Republican presidential candidate Mitt Romney told Univison in an interview Wednesday that he did not mind when President Obama called him the "grandfather" of Obamacare when referring to the program Romney instituted when he was governor of Massachusetts. Quite the opposite. Romney  thought other states might take a page from the Massachusetts playbook.

We didn't have to cut Medicare by $716 billion. We didn't raise taxes on health companies by $500 billion, as the president did. We crafted a program that worked for our state. I believe the right course for health care reform is to say for each state we're going to give you the Medicaid dollars you've had in the past, plus grow them by 1 percent. And you, as the states, are now going to be given targets to move people to insurance, and you craft programs that are right for your state. Some will copy what we did; others will find better ideas.

Romney is right: The state of Massachusetts did not cut Medicare to finance health care (nor could it have, as states don't have a say in the federally financed entitlement budget). Whereas the Affordable Care Act levies a tax on insurance companies and makers of medical devices, the Massachusetts law has no similar provision.

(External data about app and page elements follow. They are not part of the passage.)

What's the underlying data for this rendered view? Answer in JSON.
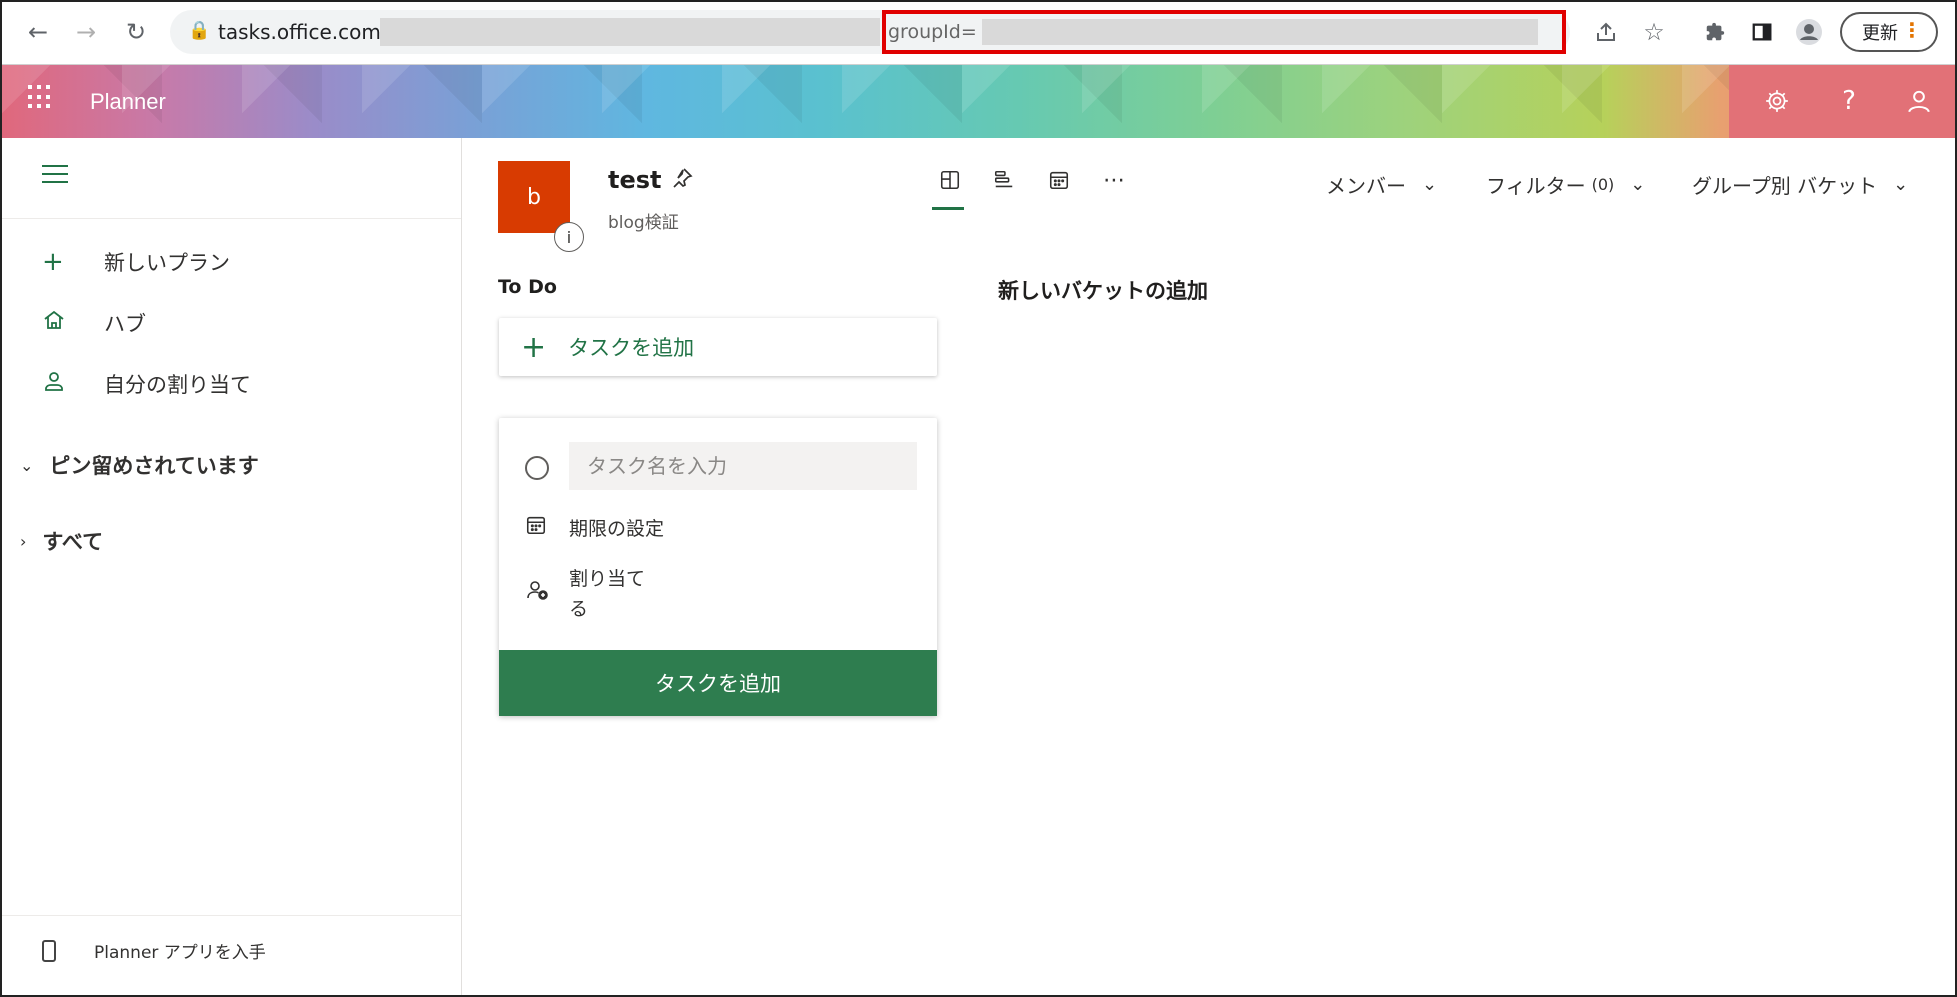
{
  "browser": {
    "url_visible": "tasks.office.com/",
    "url_highlight": "groupId=",
    "update_label": "更新"
  },
  "header": {
    "app_title": "Planner"
  },
  "sidebar": {
    "items": [
      {
        "label": "新しいプラン",
        "icon": "plus-icon"
      },
      {
        "label": "ハブ",
        "icon": "home-icon"
      },
      {
        "label": "自分の割り当て",
        "icon": "person-icon"
      }
    ],
    "sections": [
      {
        "label": "ピン留めされています",
        "expanded": true
      },
      {
        "label": "すべて",
        "expanded": false
      }
    ],
    "footer": "Planner アプリを入手"
  },
  "plan": {
    "avatar_letter": "b",
    "name": "test",
    "group": "blog検証"
  },
  "filters": {
    "members": "メンバー",
    "filter": "フィルター",
    "filter_count": "(0)",
    "group_by": "グループ別 バケット"
  },
  "board": {
    "bucket_title": "To Do",
    "add_task_label": "タスクを追加",
    "new_bucket": "新しいバケットの追加",
    "card": {
      "placeholder": "タスク名を入力",
      "due_label": "期限の設定",
      "assign_label_1": "割り当て",
      "assign_label_2": "る",
      "submit_label": "タスクを追加"
    }
  },
  "colors": {
    "brand_green": "#217346",
    "plan_avatar": "#d83b01",
    "submit_green": "#2e7d4f",
    "highlight_red": "#e00000"
  }
}
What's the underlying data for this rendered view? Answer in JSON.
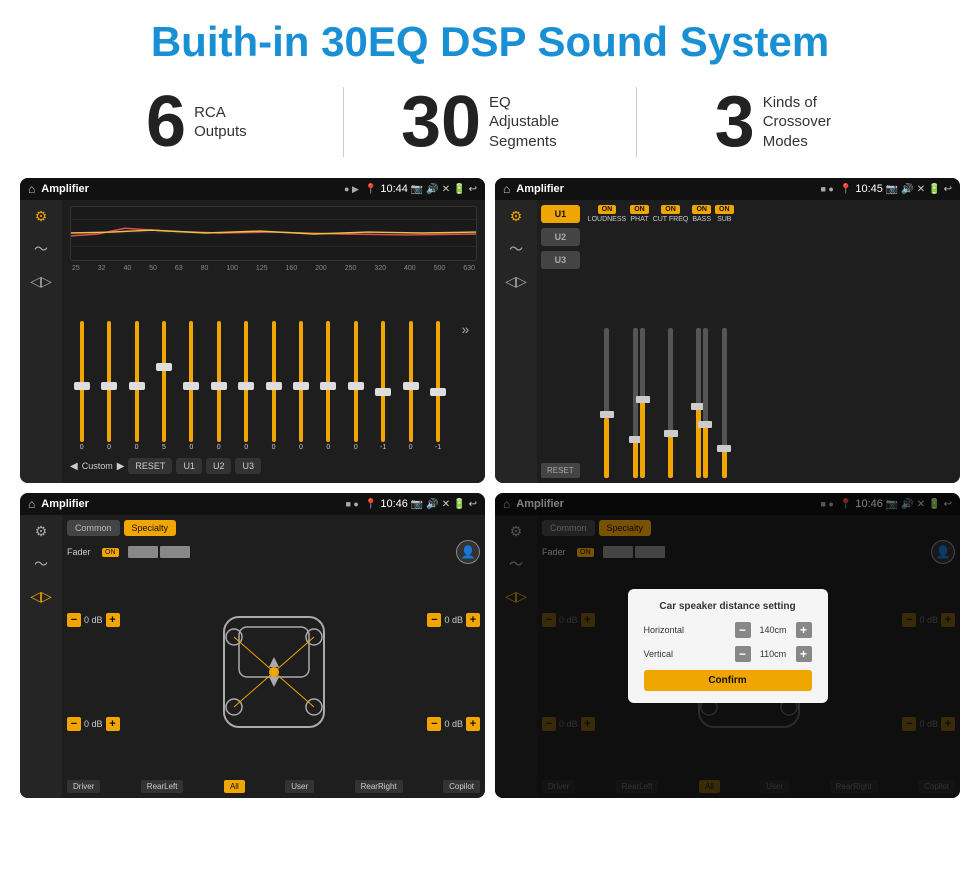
{
  "header": {
    "title": "Buith-in 30EQ DSP Sound System"
  },
  "stats": [
    {
      "number": "6",
      "desc_line1": "RCA",
      "desc_line2": "Outputs"
    },
    {
      "number": "30",
      "desc_line1": "EQ Adjustable",
      "desc_line2": "Segments"
    },
    {
      "number": "3",
      "desc_line1": "Kinds of",
      "desc_line2": "Crossover Modes"
    }
  ],
  "screens": {
    "eq_screen": {
      "app_name": "Amplifier",
      "time": "10:44",
      "freq_labels": [
        "25",
        "32",
        "40",
        "50",
        "63",
        "80",
        "100",
        "125",
        "160",
        "200",
        "250",
        "320",
        "400",
        "500",
        "630"
      ],
      "slider_values": [
        "0",
        "0",
        "0",
        "5",
        "0",
        "0",
        "0",
        "0",
        "0",
        "0",
        "0",
        "-1",
        "0",
        "-1"
      ],
      "bottom_buttons": [
        "Custom",
        "RESET",
        "U1",
        "U2",
        "U3"
      ]
    },
    "crossover_screen": {
      "app_name": "Amplifier",
      "time": "10:45",
      "presets": [
        "U1",
        "U2",
        "U3"
      ],
      "channels": [
        "LOUDNESS",
        "PHAT",
        "CUT FREQ",
        "BASS",
        "SUB"
      ],
      "channel_labels_on": [
        true,
        true,
        true,
        true,
        true
      ],
      "reset_label": "RESET"
    },
    "fader_screen": {
      "app_name": "Amplifier",
      "time": "10:46",
      "tabs": [
        "Common",
        "Specialty"
      ],
      "fader_label": "Fader",
      "on_label": "ON",
      "db_values": [
        "0 dB",
        "0 dB",
        "0 dB",
        "0 dB"
      ],
      "bottom_buttons": [
        "Driver",
        "RearLeft",
        "All",
        "User",
        "RearRight",
        "Copilot"
      ]
    },
    "distance_screen": {
      "app_name": "Amplifier",
      "time": "10:46",
      "tabs": [
        "Common",
        "Specialty"
      ],
      "dialog_title": "Car speaker distance setting",
      "horizontal_label": "Horizontal",
      "horizontal_value": "140cm",
      "vertical_label": "Vertical",
      "vertical_value": "110cm",
      "confirm_label": "Confirm",
      "db_values": [
        "0 dB",
        "0 dB"
      ],
      "bottom_buttons": [
        "Driver",
        "RearLeft",
        "All",
        "User",
        "RearRight",
        "Copilot"
      ]
    }
  }
}
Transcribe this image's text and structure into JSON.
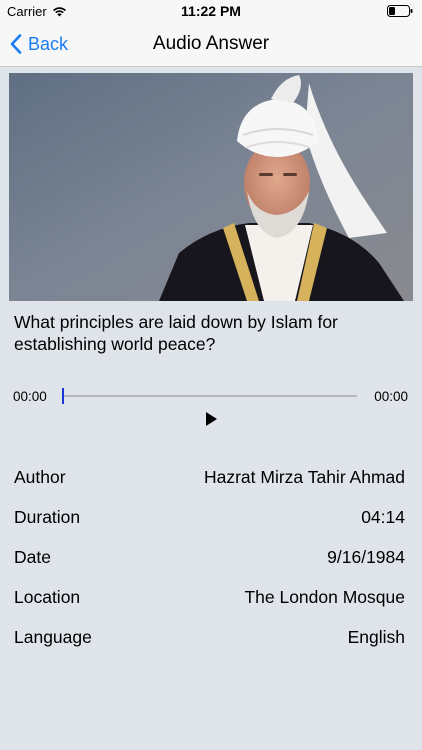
{
  "status_bar": {
    "carrier": "Carrier",
    "time": "11:22 PM",
    "icons": [
      "wifi-icon",
      "battery-icon"
    ]
  },
  "nav": {
    "back_label": "Back",
    "title": "Audio Answer",
    "accent_color": "#1a7cf5"
  },
  "question": "What principles are laid down by Islam for establishing world peace?",
  "player": {
    "current_time": "00:00",
    "total_time": "00:00",
    "progress": 0,
    "play_icon": "play-icon"
  },
  "details": [
    {
      "label": "Author",
      "value": "Hazrat Mirza Tahir Ahmad"
    },
    {
      "label": "Duration",
      "value": "04:14"
    },
    {
      "label": "Date",
      "value": "9/16/1984"
    },
    {
      "label": "Location",
      "value": "The London Mosque"
    },
    {
      "label": "Language",
      "value": "English"
    }
  ]
}
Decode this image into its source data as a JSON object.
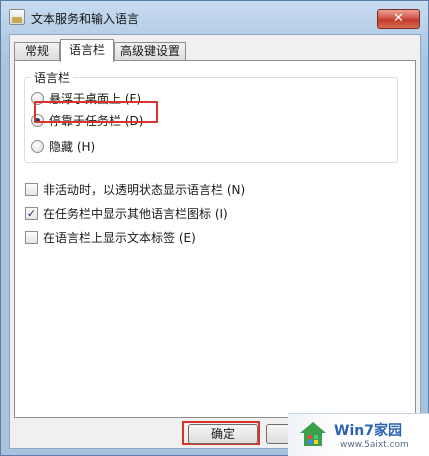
{
  "window": {
    "title": "文本服务和输入语言",
    "close_glyph": "✕"
  },
  "tabs": [
    {
      "label": "常规",
      "active": false
    },
    {
      "label": "语言栏",
      "active": true
    },
    {
      "label": "高级键设置",
      "active": false
    }
  ],
  "langbar_group": {
    "label": "语言栏",
    "options": [
      {
        "label": "悬浮于桌面上 (F)",
        "checked": false
      },
      {
        "label": "停靠于任务栏 (D)",
        "checked": true
      },
      {
        "label": "隐藏 (H)",
        "checked": false
      }
    ]
  },
  "checkboxes": [
    {
      "label": "非活动时，以透明状态显示语言栏 (N)",
      "checked": false
    },
    {
      "label": "在任务栏中显示其他语言栏图标 (I)",
      "checked": true,
      "mark": "✓"
    },
    {
      "label": "在语言栏上显示文本标签 (E)",
      "checked": false
    }
  ],
  "buttons": {
    "ok_label": "确定"
  },
  "watermark": {
    "brand": "Win7家园",
    "site": "www.5aixt.com"
  },
  "colors": {
    "highlight": "#d9342c",
    "close_button": "#c03a2c",
    "watermark_brand": "#2a63b2"
  }
}
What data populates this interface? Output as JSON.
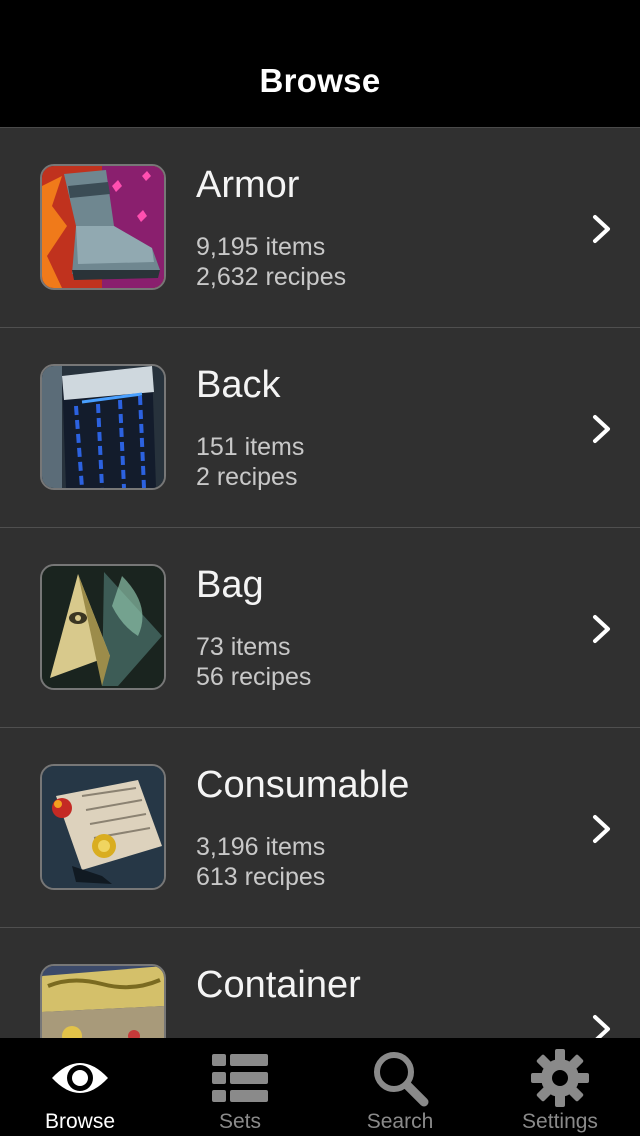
{
  "nav": {
    "title": "Browse"
  },
  "categories": [
    {
      "title": "Armor",
      "items": "9,195 items",
      "recipes": "2,632 recipes",
      "icon": "armor-boot-icon"
    },
    {
      "title": "Back",
      "items": "151 items",
      "recipes": "2 recipes",
      "icon": "back-cape-icon"
    },
    {
      "title": "Bag",
      "items": "73 items",
      "recipes": "56 recipes",
      "icon": "bag-pyramid-icon"
    },
    {
      "title": "Consumable",
      "items": "3,196 items",
      "recipes": "613 recipes",
      "icon": "consumable-scroll-icon"
    },
    {
      "title": "Container",
      "items": "",
      "recipes": "",
      "icon": "container-chest-icon"
    }
  ],
  "tabs": [
    {
      "label": "Browse",
      "icon": "eye-icon",
      "active": true
    },
    {
      "label": "Sets",
      "icon": "list-icon",
      "active": false
    },
    {
      "label": "Search",
      "icon": "magnifier-icon",
      "active": false
    },
    {
      "label": "Settings",
      "icon": "gear-icon",
      "active": false
    }
  ],
  "colors": {
    "background": "#2f2f2f",
    "navbar": "#000000",
    "tabbar": "#000000",
    "active_tab": "#ffffff",
    "inactive_tab": "#8a8a8a"
  }
}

But could a state with a capped Medicaid budget, as Romney has proposed, copy what Romney did in Massachusetts and end up with universal coverage? Romney's own experience suggests probably not: His state a special pot of federal money, alongside a preexisting assessment on hospitals and insurers, to expand insurance coverage to 98 percent of its population.

Way back in 1985, under then-Gov. Michael Dukakis, Massachusetts set up a program called the Uncompensated Care Pool. Much like the name suggests, the pool is used to finance health care for those without insurance. Massachusetts financed the plan largely through assessments on hospitals and insurers. Under Romney's administration In 2004, each industry paid in about $157 million to keep the pool running. That plan still operates today -- under the name Health Safety Net - and covers health care needs that Massachusetts residents cannot afford.

Since the late 1990s, Massachusetts has also received additional Medicaid funds to enroll populations that other states traditionally do not cover. In 2005, when Romney was governor, the federal aid amounted to $550 million. As former Romney adviser John McDonough explains in his book "Inside Health Policy," the funds were crucial to laying the foundation for universal health coverage. He takes us back to 2005, when the George W. Bush administration was getting ready to end that special funding arrangement:

"In Masachusetts, $350 million is a lot of money, and the news set off alarm bells. Governor Romney reached out and formed a partnership with Senator Kennedy to scheme how to keep the extra federal dollars coming. At that moment, the state's mundane desire to retain federal dollars merged with the policy goal of universal coverage to create a new policy imperative. Romney and Kennedy proposed that Massachusetts keep receiving the extra payments and in return the state would shift the use of those dollars [to] subsidies to help lower-income individuals purchase health insurance coverage."

Ryan Lizza recounts a similar version of events in his New Yorker article on Romneycare. That state ultimately secured three years of additional Medicaid funding, $1.05 billion, which largely financed the Massachusetts expansion. Both accounts suggest that it was a special commitment from the federal government, rather than a capped budget, that spurred Massachusetts' success.

Since then, employers and individuals have chipped in to keep the universal coverage program afloat. The Blue Cross Blue Shield Foundation of Massachusetts saw spending by both of those groups increase in the year after Romneycare became law, which they attribute to rising medical costs and the insurance expansion.

Five years later, it's largely federal funding that keeps Massachusetts' universal coverage afloat. Since 2005, the state has twice renewed that federal waiver -- the one Lizza and McDonough wrote about -- to provide additional Medicaid dollars to the state.

The most recent renewal was last December 2011, when the state secured $26.75 billion in federal funds over the course of three years. It will, among other programs, continue to finance the universal coverage program.

"The milestone agreement also ensures the ongoing success of Massachusetts’ historic health care reform initiative, through which more than 98 percent of the Commonwealth’s residents, and 99.8 percent of children, have health insurance," Massachusetts Health and Human Services Secretary JudyAnn Bixby wrote at the time. "The waiver fully funds our ongoing health care reform implementation."

So Massachusetts used not just federal Medicaid money but federal dollars above and beyond that Medicaid money to finance their health reforms. It is difficult to see how Romney's proposal to cut Medicaid spending and hand that reduced share over to the states would allow other states to follow Massachusetts' example. It might not even permit Massachusetts to continue following Massachusetts' example.